Our Ethnic Heritage
Although our region has a very diverse ethnic heritage today, it didn't begin to prosper until after the War of 1812 and the opening of the Erie Canal in 1825. Besides the Native Americans who first settled in the area (the Ottawa controlled most of the region up to 1800) and the few French explorers in the 1600s and British troops from Canada in the 1700s, there was little to say about the ethnic diversity of this area. But things changed dramatically with the opening of the Erie Canal and the advent of the railroad.
People poured into this area as the United States began to expand westward. Like many cities of the day, as people of similar ethnic backgrounds moved to Toledo, they stayed together and built their own neighborhoods. It was the Irish who settled the Warehouse District of Toledo - they came here to work on the Miami-Erie Canal and the docks. Just south of the Warehouse District at City Park and Nebraska, is Lenk’s Hill, an area settled by the Germans and home to several breweries. In fact, Toledo has been home to many ethnic enclaves. For example:

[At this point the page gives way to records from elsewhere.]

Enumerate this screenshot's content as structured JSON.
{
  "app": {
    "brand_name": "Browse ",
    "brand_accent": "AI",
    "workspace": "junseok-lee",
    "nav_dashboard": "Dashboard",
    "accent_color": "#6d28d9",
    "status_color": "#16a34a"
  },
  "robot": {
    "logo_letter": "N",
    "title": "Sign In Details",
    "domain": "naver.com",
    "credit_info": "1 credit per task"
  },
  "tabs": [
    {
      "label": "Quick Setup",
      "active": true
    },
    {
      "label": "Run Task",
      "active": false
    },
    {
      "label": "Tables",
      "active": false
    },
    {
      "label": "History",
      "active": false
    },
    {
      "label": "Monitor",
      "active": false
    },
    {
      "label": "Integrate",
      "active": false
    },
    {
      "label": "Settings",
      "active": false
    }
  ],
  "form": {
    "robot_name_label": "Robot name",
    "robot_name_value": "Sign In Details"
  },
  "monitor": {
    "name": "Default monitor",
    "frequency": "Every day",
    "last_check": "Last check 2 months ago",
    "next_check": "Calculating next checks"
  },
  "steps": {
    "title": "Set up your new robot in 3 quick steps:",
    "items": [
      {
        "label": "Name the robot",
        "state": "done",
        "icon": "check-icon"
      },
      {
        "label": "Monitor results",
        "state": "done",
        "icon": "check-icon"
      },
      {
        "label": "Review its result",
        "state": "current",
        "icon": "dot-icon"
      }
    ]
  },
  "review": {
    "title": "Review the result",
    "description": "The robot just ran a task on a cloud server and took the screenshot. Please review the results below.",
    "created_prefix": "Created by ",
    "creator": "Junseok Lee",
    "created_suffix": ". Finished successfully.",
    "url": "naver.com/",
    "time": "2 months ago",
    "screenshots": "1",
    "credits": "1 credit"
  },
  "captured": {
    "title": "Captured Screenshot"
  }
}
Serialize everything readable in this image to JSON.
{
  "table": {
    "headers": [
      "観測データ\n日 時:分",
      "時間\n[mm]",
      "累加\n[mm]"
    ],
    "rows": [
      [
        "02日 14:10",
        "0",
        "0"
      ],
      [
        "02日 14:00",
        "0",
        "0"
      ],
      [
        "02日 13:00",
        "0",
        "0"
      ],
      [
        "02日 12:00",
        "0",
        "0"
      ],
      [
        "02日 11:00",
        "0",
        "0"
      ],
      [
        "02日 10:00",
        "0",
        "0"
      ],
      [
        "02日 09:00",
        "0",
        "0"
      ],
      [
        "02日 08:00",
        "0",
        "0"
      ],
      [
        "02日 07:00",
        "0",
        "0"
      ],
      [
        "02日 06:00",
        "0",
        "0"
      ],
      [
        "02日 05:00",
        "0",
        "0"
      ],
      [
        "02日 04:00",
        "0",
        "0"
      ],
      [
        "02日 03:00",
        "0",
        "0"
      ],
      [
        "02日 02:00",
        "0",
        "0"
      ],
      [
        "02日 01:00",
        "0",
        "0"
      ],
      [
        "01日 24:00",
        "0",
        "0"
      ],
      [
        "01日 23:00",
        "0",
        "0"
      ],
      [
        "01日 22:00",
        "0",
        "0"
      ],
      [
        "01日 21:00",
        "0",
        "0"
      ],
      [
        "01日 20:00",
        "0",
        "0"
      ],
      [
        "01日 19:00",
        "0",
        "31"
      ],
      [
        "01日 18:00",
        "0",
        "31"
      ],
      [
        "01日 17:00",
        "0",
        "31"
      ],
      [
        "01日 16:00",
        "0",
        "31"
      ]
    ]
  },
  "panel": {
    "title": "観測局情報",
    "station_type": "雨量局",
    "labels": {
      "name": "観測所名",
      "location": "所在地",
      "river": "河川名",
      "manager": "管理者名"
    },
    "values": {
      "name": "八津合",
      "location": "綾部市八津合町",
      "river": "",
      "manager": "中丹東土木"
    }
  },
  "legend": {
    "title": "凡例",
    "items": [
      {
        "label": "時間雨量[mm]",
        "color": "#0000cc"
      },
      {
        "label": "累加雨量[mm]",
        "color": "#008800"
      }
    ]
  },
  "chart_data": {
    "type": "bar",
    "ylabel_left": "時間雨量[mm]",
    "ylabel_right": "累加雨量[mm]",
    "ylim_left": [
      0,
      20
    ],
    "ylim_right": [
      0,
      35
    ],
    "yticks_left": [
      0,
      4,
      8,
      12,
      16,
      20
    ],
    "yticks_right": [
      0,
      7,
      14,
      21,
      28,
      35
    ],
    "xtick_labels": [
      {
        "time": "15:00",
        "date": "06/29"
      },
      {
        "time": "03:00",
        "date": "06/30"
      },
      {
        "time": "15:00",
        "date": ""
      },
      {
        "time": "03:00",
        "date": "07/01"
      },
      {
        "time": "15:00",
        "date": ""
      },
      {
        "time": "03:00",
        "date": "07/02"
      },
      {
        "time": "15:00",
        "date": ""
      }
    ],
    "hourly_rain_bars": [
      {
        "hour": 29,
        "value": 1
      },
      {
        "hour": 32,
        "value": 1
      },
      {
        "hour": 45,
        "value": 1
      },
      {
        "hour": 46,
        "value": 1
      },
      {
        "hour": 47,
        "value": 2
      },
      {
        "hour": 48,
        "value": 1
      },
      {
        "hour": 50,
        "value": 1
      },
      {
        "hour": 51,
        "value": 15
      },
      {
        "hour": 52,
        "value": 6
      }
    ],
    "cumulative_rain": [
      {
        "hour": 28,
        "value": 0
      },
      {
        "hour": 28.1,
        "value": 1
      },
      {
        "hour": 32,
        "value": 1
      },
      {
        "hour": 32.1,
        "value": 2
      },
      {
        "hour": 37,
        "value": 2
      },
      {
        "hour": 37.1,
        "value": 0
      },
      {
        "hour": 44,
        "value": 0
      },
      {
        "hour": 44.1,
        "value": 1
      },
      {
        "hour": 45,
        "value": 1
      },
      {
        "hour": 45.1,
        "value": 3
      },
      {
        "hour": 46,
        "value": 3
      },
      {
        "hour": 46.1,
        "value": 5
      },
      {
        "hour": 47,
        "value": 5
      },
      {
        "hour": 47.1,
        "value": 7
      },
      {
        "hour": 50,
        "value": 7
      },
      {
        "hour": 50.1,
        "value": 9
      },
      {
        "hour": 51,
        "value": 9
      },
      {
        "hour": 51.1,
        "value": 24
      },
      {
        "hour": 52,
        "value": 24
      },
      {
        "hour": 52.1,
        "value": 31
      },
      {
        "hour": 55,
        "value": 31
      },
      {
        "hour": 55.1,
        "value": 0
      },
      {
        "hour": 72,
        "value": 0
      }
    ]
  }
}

- (Eastern) Polish: Lagreinka at Lagrange and Central – St. Hedgwick Church.
- (Western) Polish: Kuschwantz (aka "Cow's Tail") Nebraska and Junction – St. Anthony Church.
- Hungarian: Birmingham at Front and Consaul.
- Syrian: Near North (first Mosque on Bancroft, East of Cherry).
- African American: Near the Warehouse District (around the Civil War), then Stickney Avenue and by the end of the 1920’s, ⅔ lived in the Pinewood District (City Park and Indiana Avenue).
- Bulgarian: East Side at Main and Nevada.
- Russian Jewish: Canton Avenue.
- French: East Side.
Our diversity has helped make Toledo a great city and yet it has also been at the center of some of our more complex problems. In a moment, we’ll be looking north toward Vistula and the North End, the site of racial tension and rioting in 2005. But since we’re looking south, think about this – the first race riot occurred in Toledo in 1862 when white dock workers rioted against African-Americans over jobs and pay. Homes were stoned and people were beaten in an attempt to push African-American workers out of Toledo. So, while our ethnic heritage is diverse, it has not always been pretty.
History is not just trivia, there’s a lesson for us in looking back at our past, warts and all.